Business people (I’ve found) think naturally in terms of soft boundaries as well. If your client / boss is using the word “score” you can mimic that directly with what I’m calling a “soft boundary”.

All you’ve got to do is make up a functional that “measures stuff” any way you want, and slide your > sign along the resulting smooth scale.

  • "Adults have to deal with moral grey areas"
  • "I’m not liberal or conservative, I guess I’m somewhere in the middle"
  • "It may be helpful to think of data science and business intelligence as being on two ends of the same spectrum” (source)
  • "On a sliding scale from 1 to 10, how happy are you with life?"
  • "[S]cientific bias…is a model for separating plausible hypotheses from their opposite.” (source)
  • Please rate your attitude toward the following statements from “strongly agree” to “strongly disagree”.
  • How did you like that book, movie, play, album? Please answer anywhere between ★ and ★★★★★.
  • "The truth lies somewhere in between"

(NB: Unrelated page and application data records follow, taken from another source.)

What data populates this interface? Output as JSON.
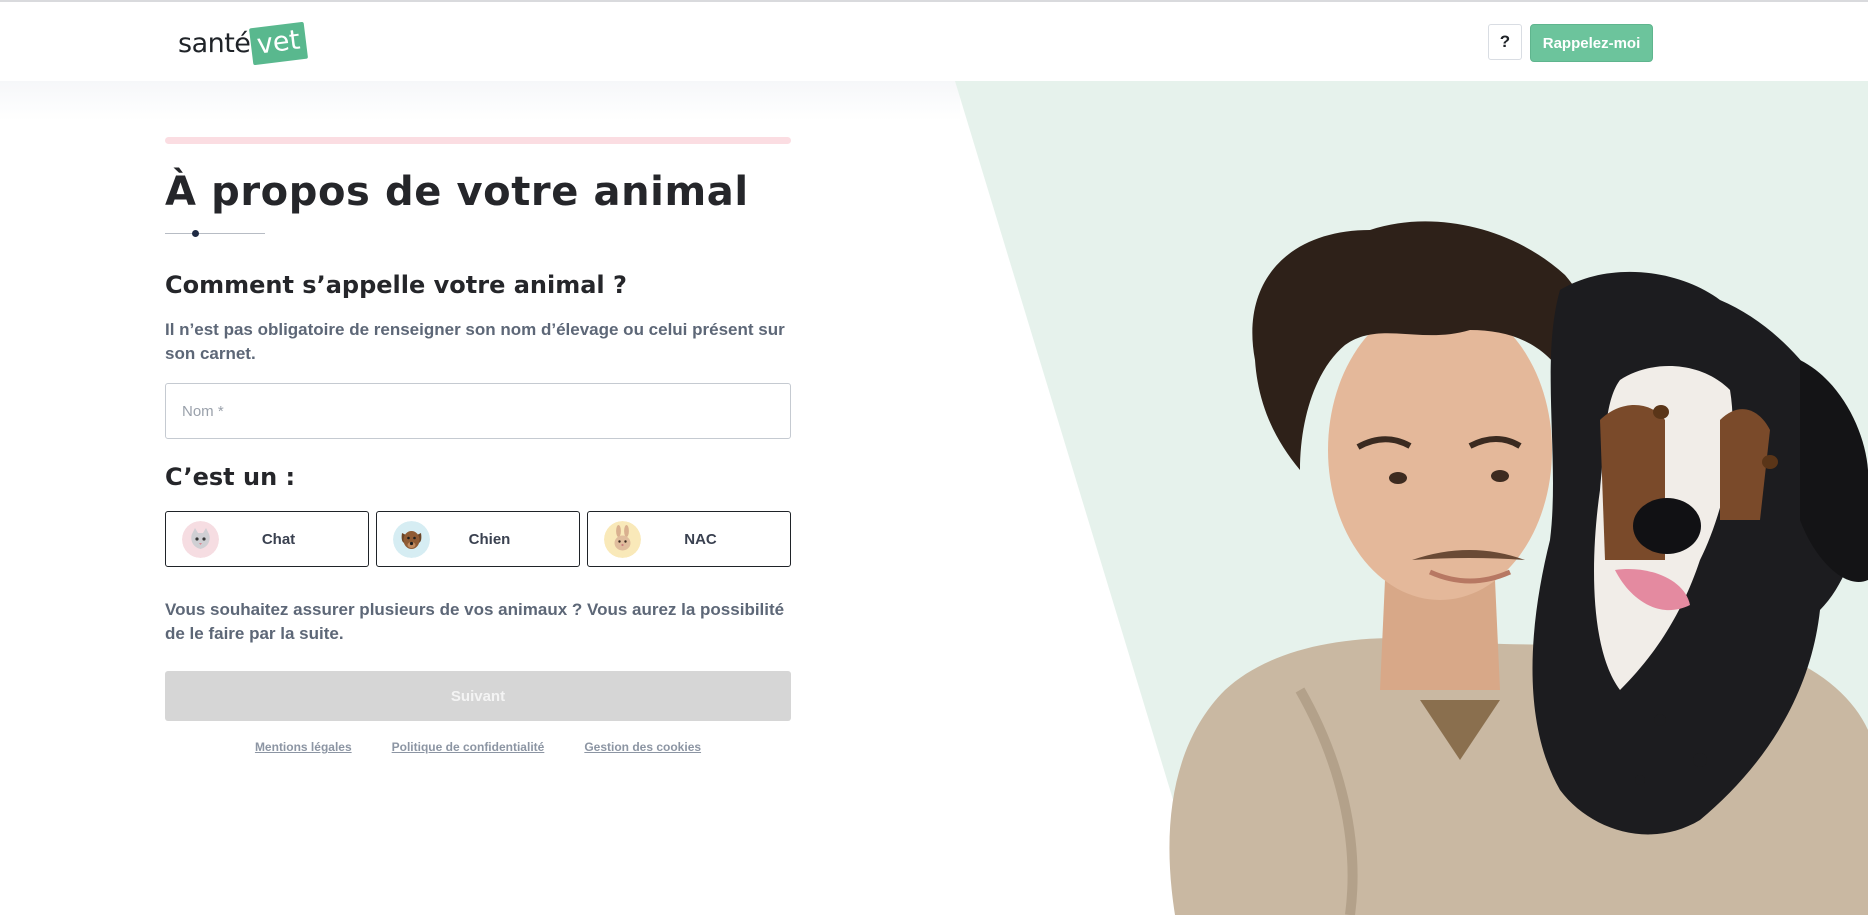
{
  "header": {
    "logo_text": "santé",
    "logo_badge": "vet",
    "help_label": "?",
    "callback_label": "Rappelez-moi"
  },
  "form": {
    "page_title": "À propos de votre animal",
    "question": "Comment s’appelle votre animal ?",
    "question_help": "Il n’est pas obligatoire de renseigner son nom d’élevage ou celui présent sur son carnet.",
    "name_input": {
      "placeholder": "Nom *",
      "value": ""
    },
    "type_title": "C’est un :",
    "types": [
      {
        "label": "Chat",
        "icon": "cat-icon"
      },
      {
        "label": "Chien",
        "icon": "dog-icon"
      },
      {
        "label": "NAC",
        "icon": "rabbit-icon"
      }
    ],
    "multi_note": "Vous souhaitez assurer plusieurs de vos animaux ? Vous aurez la possibilité de le faire par la suite.",
    "next_label": "Suivant"
  },
  "footer_links": {
    "legal": "Mentions légales",
    "privacy": "Politique de confidentialité",
    "cookies": "Gestion des cookies"
  },
  "colors": {
    "brand_green": "#59b88e",
    "button_green": "#6cc49c",
    "panel_mint": "#e6f2ec",
    "progress_pink": "#fbdde2",
    "disabled_grey": "#d6d6d6"
  }
}
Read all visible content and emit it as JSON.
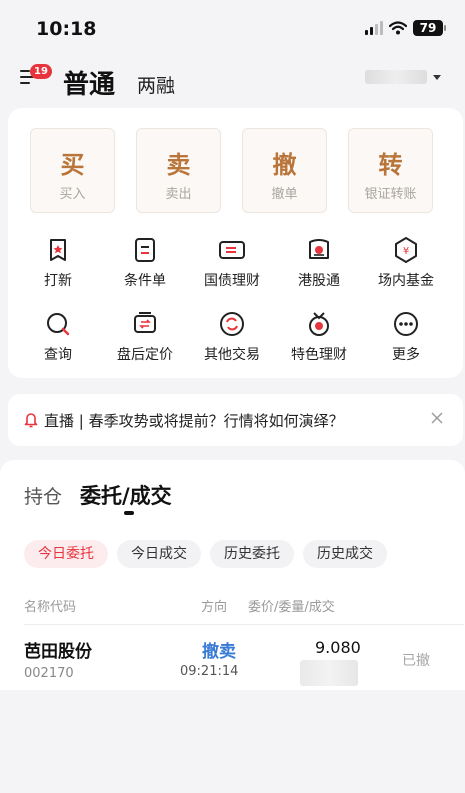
{
  "status_bar": {
    "time": "10:18",
    "battery": "79"
  },
  "header": {
    "badge_count": "19",
    "tab_normal": "普通",
    "tab_margin": "两融"
  },
  "trade_buttons": [
    {
      "main": "买",
      "sub": "买入"
    },
    {
      "main": "卖",
      "sub": "卖出"
    },
    {
      "main": "撤",
      "sub": "撤单"
    },
    {
      "main": "转",
      "sub": "银证转账"
    }
  ],
  "functions": [
    {
      "label": "打新",
      "icon": "ipo-flag-icon"
    },
    {
      "label": "条件单",
      "icon": "condition-order-icon"
    },
    {
      "label": "国债理财",
      "icon": "treasury-bond-icon"
    },
    {
      "label": "港股通",
      "icon": "hk-connect-icon"
    },
    {
      "label": "场内基金",
      "icon": "exchange-fund-icon"
    },
    {
      "label": "查询",
      "icon": "query-icon"
    },
    {
      "label": "盘后定价",
      "icon": "after-hours-pricing-icon"
    },
    {
      "label": "其他交易",
      "icon": "other-trade-icon"
    },
    {
      "label": "特色理财",
      "icon": "featured-finance-icon"
    },
    {
      "label": "更多",
      "icon": "more-icon"
    }
  ],
  "broadcast": {
    "text": "直播 | 春季攻势或将提前？行情将如何演绎？"
  },
  "orders": {
    "tab_hold": "持仓",
    "tab_orders": "委托/成交",
    "chips": [
      "今日委托",
      "今日成交",
      "历史委托",
      "历史成交"
    ],
    "columns": {
      "name": "名称代码",
      "direction": "方向",
      "price_qty": "委价/委量/成交"
    },
    "rows": [
      {
        "name": "芭田股份",
        "code": "002170",
        "direction": "撤卖",
        "time": "09:21:14",
        "price": "9.080",
        "status": "已撤"
      }
    ]
  },
  "colors": {
    "accent_red": "#e8343c",
    "trade_gold": "#b9753a",
    "sell_blue": "#3a7bd5"
  }
}
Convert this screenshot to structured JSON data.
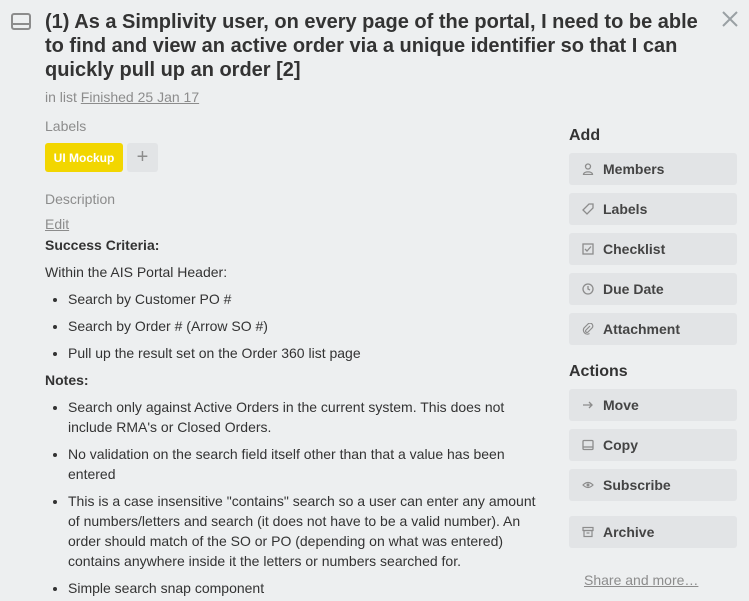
{
  "card": {
    "title": "(1) As a Simplivity user, on every page of the portal, I need to be able to find and view an active order via a unique identifier so that I can quickly pull up an order [2]",
    "in_list_prefix": "in list",
    "list_name": "Finished 25 Jan 17"
  },
  "labels": {
    "heading": "Labels",
    "items": [
      {
        "text": "UI Mockup",
        "color": "#f2d600"
      }
    ],
    "add_glyph": "+"
  },
  "description": {
    "heading": "Description",
    "edit_label": "Edit",
    "success_heading": "Success Criteria:",
    "intro": "Within the AIS Portal Header:",
    "criteria": [
      "Search by Customer PO #",
      "Search by Order # (Arrow SO #)",
      "Pull up the result set on the Order 360 list page"
    ],
    "notes_heading": "Notes:",
    "notes": [
      "Search only against Active Orders in the current system. This does not include RMA's or Closed Orders.",
      "No validation on the search field itself other than that a value has been entered",
      "This is a case insensitive \"contains\" search so a user can enter any amount of numbers/letters and search (it does not have to be a valid number). An order should match of the SO or PO (depending on what was entered) contains anywhere inside it the letters or numbers searched for.",
      "Simple search snap component"
    ]
  },
  "sidebar": {
    "add_heading": "Add",
    "add_buttons": [
      {
        "label": "Members",
        "icon": "person-icon"
      },
      {
        "label": "Labels",
        "icon": "tag-icon"
      },
      {
        "label": "Checklist",
        "icon": "checkbox-icon"
      },
      {
        "label": "Due Date",
        "icon": "clock-icon"
      },
      {
        "label": "Attachment",
        "icon": "paperclip-icon"
      }
    ],
    "actions_heading": "Actions",
    "action_buttons": [
      {
        "label": "Move",
        "icon": "arrow-right-icon"
      },
      {
        "label": "Copy",
        "icon": "card-icon"
      },
      {
        "label": "Subscribe",
        "icon": "eye-icon"
      },
      {
        "label": "Archive",
        "icon": "archive-icon"
      }
    ],
    "share_label": "Share and more…"
  }
}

People talk about “grey areas” as if [0,1] is so much more sophisticated than {0,1}. I find such rhetoric limiting. After all, the convex combinations of black and white are totally ordered, completely linear, and only one-dimensional! A painting in B&W couldn’t display much variation. (Not that it couldn’t be interesting.) We deal everyday with things more complicated than “a grey area” because the world is 3-D and colour is Lab (3-D nonlinear). Add in texture and smell and you’ve increased the psychological dimensionality manyfold.


The metaphor is insufficiently rich. Adult situations don’t fall on a straight line. Political viewpoints don’t sit neatly next to each other in 1-D. Moral ambiguity is certainly more colourful and convoluted than the path from #000000 to #FFFFFF.

Me, I’m more interested in 2.7-dimensional hornspheres, quartz crystal spires, hot-air balloons with a row of golden rings piercing the spine, and quasi-polar negatively bent inside-out torii-cum-logcabins. Or even just something as “pedestrian” as a mountaintop pine forest, which is already much more intricate than, cough cough, the unit interval [0,1].


So—back to my original point—I think moral ambiguity resembles a cell complex more than a line segment. Real situations—the layered tragedies, ironies, comedies, and lengthy mediocrities that desirous, egocentric humans instinctively generate—have a much more interesting shape than “the span between 0 and 1.”


I guess I shouldn’t be so critical. The people using the grey-area metaphor probably don’t avail themselves of the whimsical thought-gardens in which more exciting shapes live. Sorry there, I was just feeling constricted.


I hope you’ve enjoyed these drawings by Robert Ghrist from his (free) notes on homotopy.

Here is a really broad question.  What’s the lay of the land regarding maps of continuous surfaces to discrete ones?  I’m thinking here of credit scores. Someone’s credit score is continuous, one-dimensional — and derives from a multitude of measures that are both continuous and discrete.  As a lender, you have to decide at some point, whether or not to lend to this person — a yes/no proposition.  Granted, you can charge different interest rates.  So maybe it’s not a continuous-to-discrete problem?  Nevertheless it has that flavour.

Logistic maps come to mind.  As does the expansion of a point into several branches.  Maybe someone can lay this out better….  Takers?